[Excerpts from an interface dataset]
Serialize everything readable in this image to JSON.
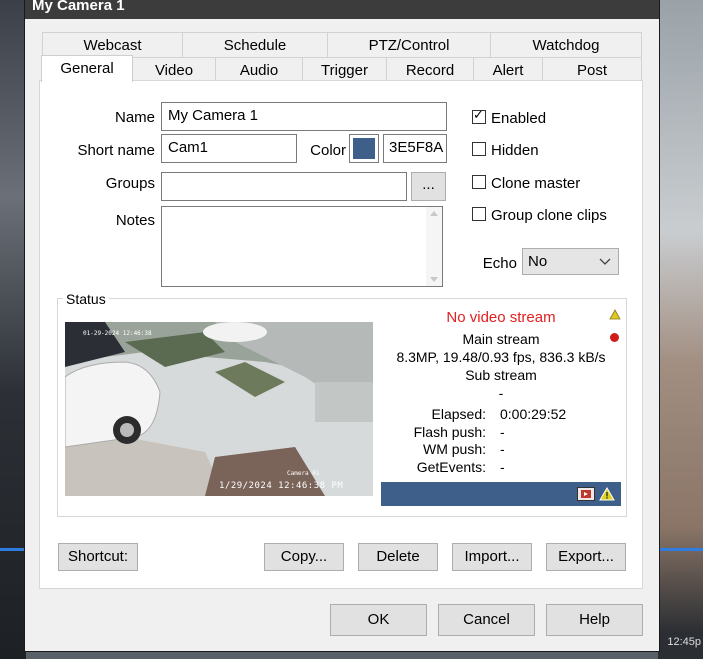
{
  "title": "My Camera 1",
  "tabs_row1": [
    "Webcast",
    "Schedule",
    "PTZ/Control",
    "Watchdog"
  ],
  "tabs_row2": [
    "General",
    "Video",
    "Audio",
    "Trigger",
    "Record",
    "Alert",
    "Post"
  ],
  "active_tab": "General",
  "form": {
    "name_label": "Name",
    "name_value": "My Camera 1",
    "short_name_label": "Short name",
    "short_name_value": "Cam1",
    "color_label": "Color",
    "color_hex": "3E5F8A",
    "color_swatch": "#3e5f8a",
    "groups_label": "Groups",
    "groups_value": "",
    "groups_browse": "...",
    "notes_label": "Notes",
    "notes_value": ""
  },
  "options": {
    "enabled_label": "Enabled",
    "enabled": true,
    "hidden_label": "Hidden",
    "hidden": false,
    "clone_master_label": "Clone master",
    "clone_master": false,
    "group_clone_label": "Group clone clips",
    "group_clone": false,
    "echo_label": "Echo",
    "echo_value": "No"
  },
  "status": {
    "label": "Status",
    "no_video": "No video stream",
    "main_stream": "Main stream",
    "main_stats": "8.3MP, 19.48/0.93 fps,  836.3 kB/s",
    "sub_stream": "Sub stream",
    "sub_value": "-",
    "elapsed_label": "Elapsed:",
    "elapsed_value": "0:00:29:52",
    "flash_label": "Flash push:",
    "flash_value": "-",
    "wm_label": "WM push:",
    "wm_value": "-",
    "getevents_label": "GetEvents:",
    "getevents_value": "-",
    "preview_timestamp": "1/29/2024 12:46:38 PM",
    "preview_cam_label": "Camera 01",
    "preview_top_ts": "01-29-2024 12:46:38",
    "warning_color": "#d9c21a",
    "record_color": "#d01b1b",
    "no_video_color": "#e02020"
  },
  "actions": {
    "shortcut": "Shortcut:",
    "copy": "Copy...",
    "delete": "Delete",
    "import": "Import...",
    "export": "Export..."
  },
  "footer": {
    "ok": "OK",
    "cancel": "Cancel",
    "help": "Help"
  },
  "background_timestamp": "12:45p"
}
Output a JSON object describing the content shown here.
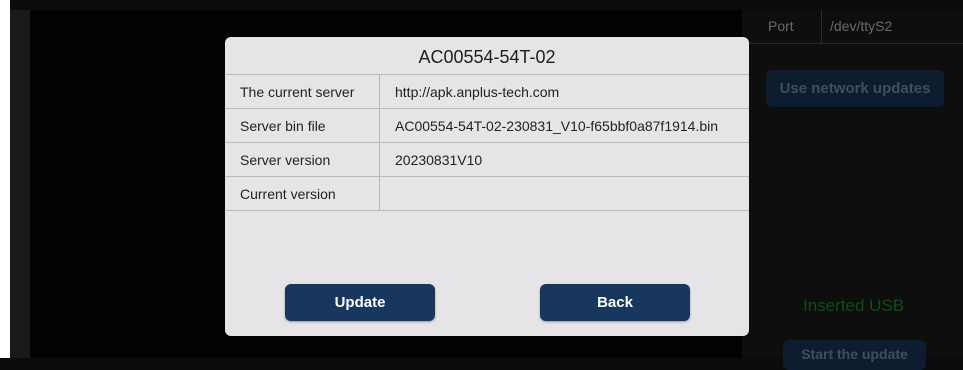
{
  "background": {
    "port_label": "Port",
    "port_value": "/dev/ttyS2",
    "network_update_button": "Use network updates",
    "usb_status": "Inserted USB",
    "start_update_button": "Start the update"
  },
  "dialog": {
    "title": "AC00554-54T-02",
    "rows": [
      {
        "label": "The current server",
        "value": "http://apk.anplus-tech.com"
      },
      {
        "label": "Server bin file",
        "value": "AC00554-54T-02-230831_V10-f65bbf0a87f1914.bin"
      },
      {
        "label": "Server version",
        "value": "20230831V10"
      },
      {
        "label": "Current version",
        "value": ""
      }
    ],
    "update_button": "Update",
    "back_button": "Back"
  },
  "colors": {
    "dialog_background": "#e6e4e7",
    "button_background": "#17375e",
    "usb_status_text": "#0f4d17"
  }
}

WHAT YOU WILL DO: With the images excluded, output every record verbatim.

TASK RESPONSE:
Serialize everything readable in this image to JSON.
{
  "title": "My Camera 1",
  "tabs_row1": [
    "Webcast",
    "Schedule",
    "PTZ/Control",
    "Watchdog"
  ],
  "tabs_row2": [
    "General",
    "Video",
    "Audio",
    "Trigger",
    "Record",
    "Alert",
    "Post"
  ],
  "active_tab": "General",
  "form": {
    "name_label": "Name",
    "name_value": "My Camera 1",
    "short_name_label": "Short name",
    "short_name_value": "Cam1",
    "color_label": "Color",
    "color_hex": "3E5F8A",
    "color_swatch": "#3e5f8a",
    "groups_label": "Groups",
    "groups_value": "",
    "groups_browse": "...",
    "notes_label": "Notes",
    "notes_value": ""
  },
  "options": {
    "enabled_label": "Enabled",
    "enabled": true,
    "hidden_label": "Hidden",
    "hidden": false,
    "clone_master_label": "Clone master",
    "clone_master": false,
    "group_clone_label": "Group clone clips",
    "group_clone": false,
    "echo_label": "Echo",
    "echo_value": "No"
  },
  "status": {
    "label": "Status",
    "no_video": "No video stream",
    "main_stream": "Main stream",
    "main_stats": "8.3MP, 19.48/0.93 fps,  836.3 kB/s",
    "sub_stream": "Sub stream",
    "sub_value": "-",
    "elapsed_label": "Elapsed:",
    "elapsed_value": "0:00:29:52",
    "flash_label": "Flash push:",
    "flash_value": "-",
    "wm_label": "WM push:",
    "wm_value": "-",
    "getevents_label": "GetEvents:",
    "getevents_value": "-",
    "preview_timestamp": "1/29/2024 12:46:38 PM",
    "preview_cam_label": "Camera 01",
    "preview_top_ts": "01-29-2024 12:46:38",
    "warning_color": "#d9c21a",
    "record_color": "#d01b1b",
    "no_video_color": "#e02020"
  },
  "actions": {
    "shortcut": "Shortcut:",
    "copy": "Copy...",
    "delete": "Delete",
    "import": "Import...",
    "export": "Export..."
  },
  "footer": {
    "ok": "OK",
    "cancel": "Cancel",
    "help": "Help"
  },
  "background_timestamp": "12:45p"
}
Output a JSON object describing the content shown here.
{
  "background": {
    "port_label": "Port",
    "port_value": "/dev/ttyS2",
    "network_update_button": "Use network updates",
    "usb_status": "Inserted USB",
    "start_update_button": "Start the update"
  },
  "dialog": {
    "title": "AC00554-54T-02",
    "rows": [
      {
        "label": "The current server",
        "value": "http://apk.anplus-tech.com"
      },
      {
        "label": "Server bin file",
        "value": "AC00554-54T-02-230831_V10-f65bbf0a87f1914.bin"
      },
      {
        "label": "Server version",
        "value": "20230831V10"
      },
      {
        "label": "Current version",
        "value": ""
      }
    ],
    "update_button": "Update",
    "back_button": "Back"
  },
  "colors": {
    "dialog_background": "#e6e4e7",
    "button_background": "#17375e",
    "usb_status_text": "#0f4d17"
  }
}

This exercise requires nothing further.